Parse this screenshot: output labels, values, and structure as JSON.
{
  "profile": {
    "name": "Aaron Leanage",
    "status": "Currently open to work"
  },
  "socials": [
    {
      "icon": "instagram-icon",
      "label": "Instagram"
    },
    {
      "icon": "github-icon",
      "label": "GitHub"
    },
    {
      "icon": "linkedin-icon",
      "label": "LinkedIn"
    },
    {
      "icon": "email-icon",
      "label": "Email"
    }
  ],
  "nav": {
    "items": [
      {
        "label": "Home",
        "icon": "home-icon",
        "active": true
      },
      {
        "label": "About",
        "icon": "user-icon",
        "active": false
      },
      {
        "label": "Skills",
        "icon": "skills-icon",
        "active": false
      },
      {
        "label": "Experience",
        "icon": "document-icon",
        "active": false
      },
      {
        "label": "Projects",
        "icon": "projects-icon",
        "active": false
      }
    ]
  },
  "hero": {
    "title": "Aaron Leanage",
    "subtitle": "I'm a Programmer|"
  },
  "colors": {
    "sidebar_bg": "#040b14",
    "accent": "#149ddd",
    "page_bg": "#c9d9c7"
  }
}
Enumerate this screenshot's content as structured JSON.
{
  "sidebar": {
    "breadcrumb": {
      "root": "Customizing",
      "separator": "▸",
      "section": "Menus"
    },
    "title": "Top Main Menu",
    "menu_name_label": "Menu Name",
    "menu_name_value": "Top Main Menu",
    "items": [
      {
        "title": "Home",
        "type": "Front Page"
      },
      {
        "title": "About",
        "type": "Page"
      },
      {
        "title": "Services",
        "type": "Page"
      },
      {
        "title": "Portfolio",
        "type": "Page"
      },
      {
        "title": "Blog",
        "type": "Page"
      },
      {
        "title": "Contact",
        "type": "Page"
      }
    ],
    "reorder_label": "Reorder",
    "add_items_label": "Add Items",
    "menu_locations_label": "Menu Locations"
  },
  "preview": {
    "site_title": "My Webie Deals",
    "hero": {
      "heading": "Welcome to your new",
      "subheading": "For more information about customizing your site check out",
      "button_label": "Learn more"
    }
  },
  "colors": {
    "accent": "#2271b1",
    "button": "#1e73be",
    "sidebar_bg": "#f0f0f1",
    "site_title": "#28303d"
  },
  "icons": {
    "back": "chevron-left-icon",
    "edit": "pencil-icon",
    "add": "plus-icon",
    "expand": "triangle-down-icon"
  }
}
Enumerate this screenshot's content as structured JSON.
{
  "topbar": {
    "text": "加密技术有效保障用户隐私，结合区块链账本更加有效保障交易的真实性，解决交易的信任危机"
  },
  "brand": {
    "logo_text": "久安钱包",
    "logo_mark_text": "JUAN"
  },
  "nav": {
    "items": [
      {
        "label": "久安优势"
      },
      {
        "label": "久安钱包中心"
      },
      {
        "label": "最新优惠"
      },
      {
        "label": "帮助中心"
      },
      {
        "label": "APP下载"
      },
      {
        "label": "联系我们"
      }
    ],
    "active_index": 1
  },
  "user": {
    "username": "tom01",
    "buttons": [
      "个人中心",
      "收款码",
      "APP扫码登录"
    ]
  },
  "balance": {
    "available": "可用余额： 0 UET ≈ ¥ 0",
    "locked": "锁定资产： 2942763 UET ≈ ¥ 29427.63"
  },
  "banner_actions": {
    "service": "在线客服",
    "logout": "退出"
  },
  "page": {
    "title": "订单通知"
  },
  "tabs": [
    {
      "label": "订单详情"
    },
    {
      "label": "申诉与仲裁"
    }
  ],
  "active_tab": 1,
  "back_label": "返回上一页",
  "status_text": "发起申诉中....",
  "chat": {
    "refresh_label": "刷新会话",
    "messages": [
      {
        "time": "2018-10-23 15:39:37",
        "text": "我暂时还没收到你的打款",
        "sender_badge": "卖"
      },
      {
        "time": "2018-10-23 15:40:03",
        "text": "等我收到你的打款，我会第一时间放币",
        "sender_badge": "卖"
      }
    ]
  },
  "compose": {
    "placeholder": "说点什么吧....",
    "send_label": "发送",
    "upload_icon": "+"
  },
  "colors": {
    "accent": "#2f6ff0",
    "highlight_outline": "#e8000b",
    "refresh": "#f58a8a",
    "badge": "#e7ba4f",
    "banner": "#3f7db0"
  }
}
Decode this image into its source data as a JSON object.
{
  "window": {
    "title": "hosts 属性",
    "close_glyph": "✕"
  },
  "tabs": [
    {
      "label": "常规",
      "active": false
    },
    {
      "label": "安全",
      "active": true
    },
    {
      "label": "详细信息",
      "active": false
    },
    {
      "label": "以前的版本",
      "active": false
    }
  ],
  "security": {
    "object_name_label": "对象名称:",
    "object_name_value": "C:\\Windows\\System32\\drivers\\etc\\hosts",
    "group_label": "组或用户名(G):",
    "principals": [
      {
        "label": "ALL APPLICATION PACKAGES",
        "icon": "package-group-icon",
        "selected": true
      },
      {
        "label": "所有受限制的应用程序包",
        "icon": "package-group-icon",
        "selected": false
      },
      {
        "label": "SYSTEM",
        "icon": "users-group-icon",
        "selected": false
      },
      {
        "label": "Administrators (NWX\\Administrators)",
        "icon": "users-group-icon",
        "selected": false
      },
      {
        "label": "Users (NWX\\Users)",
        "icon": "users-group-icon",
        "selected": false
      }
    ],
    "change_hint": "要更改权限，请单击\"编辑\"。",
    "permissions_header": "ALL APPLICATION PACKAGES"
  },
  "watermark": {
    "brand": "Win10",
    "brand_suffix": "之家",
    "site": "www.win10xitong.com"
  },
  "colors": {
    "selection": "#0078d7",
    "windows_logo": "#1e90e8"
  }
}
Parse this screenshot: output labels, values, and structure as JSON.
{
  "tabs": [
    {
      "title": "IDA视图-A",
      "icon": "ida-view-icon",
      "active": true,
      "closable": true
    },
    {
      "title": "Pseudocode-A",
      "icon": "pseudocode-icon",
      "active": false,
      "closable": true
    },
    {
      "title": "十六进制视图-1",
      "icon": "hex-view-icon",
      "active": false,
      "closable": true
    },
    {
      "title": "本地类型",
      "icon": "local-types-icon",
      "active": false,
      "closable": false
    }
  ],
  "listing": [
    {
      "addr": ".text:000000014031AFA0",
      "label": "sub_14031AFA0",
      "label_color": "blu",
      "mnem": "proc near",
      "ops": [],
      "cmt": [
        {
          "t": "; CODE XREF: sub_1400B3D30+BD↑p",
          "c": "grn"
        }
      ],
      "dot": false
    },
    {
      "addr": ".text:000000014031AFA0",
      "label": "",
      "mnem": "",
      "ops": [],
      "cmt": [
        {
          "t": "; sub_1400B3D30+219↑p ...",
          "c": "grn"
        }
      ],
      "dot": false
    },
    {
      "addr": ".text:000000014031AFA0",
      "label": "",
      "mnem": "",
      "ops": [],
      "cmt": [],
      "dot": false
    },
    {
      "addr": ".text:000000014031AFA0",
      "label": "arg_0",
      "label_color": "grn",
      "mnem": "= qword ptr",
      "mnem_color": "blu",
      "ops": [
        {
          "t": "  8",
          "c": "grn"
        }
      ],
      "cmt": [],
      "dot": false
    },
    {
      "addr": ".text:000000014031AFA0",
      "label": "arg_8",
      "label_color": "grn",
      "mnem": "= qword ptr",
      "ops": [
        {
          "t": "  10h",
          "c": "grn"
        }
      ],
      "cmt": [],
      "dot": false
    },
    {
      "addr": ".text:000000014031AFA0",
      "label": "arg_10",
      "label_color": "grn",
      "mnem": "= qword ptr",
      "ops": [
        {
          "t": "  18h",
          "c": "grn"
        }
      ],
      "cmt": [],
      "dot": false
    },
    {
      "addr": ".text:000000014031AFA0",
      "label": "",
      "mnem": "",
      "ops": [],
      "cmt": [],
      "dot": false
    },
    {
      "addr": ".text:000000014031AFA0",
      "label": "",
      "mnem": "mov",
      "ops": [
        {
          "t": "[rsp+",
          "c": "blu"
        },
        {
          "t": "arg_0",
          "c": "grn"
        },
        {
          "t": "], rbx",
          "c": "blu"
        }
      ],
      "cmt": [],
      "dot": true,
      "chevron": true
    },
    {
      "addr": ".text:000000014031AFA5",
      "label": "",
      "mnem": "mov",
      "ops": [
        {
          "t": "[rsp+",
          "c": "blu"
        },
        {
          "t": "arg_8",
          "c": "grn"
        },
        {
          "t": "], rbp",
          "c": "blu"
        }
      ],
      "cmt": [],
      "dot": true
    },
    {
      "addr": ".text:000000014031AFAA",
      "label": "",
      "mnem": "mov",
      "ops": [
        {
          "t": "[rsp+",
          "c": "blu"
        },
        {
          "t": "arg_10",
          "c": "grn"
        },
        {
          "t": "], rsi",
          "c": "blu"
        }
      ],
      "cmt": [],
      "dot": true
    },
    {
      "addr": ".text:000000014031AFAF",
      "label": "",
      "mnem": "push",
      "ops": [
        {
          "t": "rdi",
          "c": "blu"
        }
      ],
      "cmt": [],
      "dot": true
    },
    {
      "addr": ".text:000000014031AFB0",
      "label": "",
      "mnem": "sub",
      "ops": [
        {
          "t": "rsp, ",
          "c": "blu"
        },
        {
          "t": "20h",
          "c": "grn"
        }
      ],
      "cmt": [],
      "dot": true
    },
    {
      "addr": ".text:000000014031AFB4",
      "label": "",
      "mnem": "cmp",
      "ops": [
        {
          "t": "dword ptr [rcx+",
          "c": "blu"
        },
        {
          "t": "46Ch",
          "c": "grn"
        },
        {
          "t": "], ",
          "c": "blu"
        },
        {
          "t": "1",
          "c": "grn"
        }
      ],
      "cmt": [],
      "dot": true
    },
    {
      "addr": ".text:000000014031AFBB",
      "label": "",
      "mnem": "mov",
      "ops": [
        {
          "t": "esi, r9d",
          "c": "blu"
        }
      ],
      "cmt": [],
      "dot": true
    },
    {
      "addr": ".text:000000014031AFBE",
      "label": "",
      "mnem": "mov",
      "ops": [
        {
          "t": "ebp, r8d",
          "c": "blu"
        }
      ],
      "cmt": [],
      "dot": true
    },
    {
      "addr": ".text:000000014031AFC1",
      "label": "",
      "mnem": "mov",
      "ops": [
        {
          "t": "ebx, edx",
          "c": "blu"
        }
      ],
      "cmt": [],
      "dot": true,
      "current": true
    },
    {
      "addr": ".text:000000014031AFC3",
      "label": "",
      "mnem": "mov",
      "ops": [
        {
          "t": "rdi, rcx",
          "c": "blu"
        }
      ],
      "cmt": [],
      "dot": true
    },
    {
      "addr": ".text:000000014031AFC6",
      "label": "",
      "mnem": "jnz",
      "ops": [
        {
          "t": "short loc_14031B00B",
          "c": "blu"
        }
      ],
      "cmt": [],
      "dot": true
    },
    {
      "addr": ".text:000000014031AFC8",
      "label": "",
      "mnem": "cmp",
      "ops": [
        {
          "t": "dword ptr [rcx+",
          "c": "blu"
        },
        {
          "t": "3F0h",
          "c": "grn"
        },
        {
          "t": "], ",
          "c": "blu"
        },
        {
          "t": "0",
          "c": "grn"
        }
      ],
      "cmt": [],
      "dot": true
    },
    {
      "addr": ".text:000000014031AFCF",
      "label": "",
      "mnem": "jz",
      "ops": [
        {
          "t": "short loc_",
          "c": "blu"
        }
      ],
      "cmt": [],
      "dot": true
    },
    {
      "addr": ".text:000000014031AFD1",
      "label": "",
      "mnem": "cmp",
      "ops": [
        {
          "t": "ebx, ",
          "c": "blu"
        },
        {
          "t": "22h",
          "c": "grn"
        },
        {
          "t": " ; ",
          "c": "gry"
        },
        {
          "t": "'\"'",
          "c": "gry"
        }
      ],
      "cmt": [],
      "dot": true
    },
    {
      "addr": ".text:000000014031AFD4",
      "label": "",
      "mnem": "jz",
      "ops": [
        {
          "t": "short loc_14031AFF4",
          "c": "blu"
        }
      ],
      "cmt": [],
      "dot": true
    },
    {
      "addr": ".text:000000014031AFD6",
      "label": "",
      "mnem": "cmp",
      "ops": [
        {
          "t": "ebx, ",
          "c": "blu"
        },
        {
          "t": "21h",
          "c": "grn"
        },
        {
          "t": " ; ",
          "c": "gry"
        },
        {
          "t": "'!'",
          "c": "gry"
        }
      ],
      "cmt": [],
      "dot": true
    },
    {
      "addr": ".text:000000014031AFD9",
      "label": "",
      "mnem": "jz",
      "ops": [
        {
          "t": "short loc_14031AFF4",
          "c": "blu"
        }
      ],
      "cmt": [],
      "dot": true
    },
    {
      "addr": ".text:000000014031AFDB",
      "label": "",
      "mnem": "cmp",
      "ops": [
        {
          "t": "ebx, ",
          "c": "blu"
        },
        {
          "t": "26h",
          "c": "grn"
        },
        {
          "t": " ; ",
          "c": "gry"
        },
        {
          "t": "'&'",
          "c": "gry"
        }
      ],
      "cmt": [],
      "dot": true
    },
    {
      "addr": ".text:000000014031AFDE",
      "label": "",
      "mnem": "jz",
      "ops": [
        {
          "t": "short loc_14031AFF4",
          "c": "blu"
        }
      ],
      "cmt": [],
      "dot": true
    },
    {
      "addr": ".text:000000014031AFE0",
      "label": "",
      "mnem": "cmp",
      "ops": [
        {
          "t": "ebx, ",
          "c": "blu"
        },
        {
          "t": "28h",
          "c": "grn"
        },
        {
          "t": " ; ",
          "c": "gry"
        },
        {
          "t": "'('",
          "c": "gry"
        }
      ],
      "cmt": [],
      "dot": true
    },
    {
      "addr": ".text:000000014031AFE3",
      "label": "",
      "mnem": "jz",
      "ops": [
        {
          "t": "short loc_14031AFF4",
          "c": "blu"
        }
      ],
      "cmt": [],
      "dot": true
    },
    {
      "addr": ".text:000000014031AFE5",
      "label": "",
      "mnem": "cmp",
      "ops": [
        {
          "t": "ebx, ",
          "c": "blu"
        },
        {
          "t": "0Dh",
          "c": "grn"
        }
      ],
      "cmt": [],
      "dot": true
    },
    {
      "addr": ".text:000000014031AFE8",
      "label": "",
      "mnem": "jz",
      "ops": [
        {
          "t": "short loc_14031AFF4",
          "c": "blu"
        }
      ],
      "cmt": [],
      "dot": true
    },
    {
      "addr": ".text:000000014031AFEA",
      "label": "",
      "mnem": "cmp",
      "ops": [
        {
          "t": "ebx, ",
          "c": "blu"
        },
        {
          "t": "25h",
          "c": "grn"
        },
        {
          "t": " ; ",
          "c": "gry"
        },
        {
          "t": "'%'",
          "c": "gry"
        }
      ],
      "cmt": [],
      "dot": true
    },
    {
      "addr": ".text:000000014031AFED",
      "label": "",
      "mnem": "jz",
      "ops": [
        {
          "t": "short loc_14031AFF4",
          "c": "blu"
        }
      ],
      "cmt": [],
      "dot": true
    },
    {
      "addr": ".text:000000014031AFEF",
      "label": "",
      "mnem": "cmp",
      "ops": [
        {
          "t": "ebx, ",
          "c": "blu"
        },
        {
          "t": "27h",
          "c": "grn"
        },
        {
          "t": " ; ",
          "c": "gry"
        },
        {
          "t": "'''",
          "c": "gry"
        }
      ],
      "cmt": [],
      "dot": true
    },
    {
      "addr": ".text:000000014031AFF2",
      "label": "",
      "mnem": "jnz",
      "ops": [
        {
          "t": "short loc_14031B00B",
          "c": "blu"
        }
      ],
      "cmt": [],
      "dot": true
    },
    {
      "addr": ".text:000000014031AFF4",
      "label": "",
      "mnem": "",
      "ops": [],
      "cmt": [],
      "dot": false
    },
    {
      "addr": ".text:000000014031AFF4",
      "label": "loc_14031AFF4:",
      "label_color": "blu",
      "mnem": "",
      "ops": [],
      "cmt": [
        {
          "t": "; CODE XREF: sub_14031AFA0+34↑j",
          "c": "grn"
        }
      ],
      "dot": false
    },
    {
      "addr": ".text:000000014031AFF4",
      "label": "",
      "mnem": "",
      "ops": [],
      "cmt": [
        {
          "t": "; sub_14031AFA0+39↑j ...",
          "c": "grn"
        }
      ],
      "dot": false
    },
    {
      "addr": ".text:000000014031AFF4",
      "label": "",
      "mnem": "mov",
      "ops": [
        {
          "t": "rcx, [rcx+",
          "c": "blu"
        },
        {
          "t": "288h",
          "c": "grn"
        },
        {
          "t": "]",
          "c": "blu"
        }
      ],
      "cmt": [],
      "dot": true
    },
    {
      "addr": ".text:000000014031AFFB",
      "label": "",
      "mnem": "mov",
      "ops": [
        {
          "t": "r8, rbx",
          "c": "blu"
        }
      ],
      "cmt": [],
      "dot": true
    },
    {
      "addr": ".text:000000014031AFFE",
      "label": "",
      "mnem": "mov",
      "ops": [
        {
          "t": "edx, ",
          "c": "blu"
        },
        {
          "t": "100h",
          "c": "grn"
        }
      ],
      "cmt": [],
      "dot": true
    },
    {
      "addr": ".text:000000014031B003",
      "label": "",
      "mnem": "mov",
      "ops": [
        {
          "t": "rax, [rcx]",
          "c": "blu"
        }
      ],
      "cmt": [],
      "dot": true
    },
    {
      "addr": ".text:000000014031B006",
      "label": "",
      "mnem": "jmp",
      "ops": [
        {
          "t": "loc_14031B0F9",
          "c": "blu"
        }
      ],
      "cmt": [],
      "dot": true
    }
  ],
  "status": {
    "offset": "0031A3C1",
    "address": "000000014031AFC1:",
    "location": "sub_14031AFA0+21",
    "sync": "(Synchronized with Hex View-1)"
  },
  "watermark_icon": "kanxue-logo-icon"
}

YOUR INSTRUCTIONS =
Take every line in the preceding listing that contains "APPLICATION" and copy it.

REPLY TO THE EXERCISE =
        "label": "ALL APPLICATION PACKAGES",
    "permissions_header": "ALL APPLICATION PACKAGES"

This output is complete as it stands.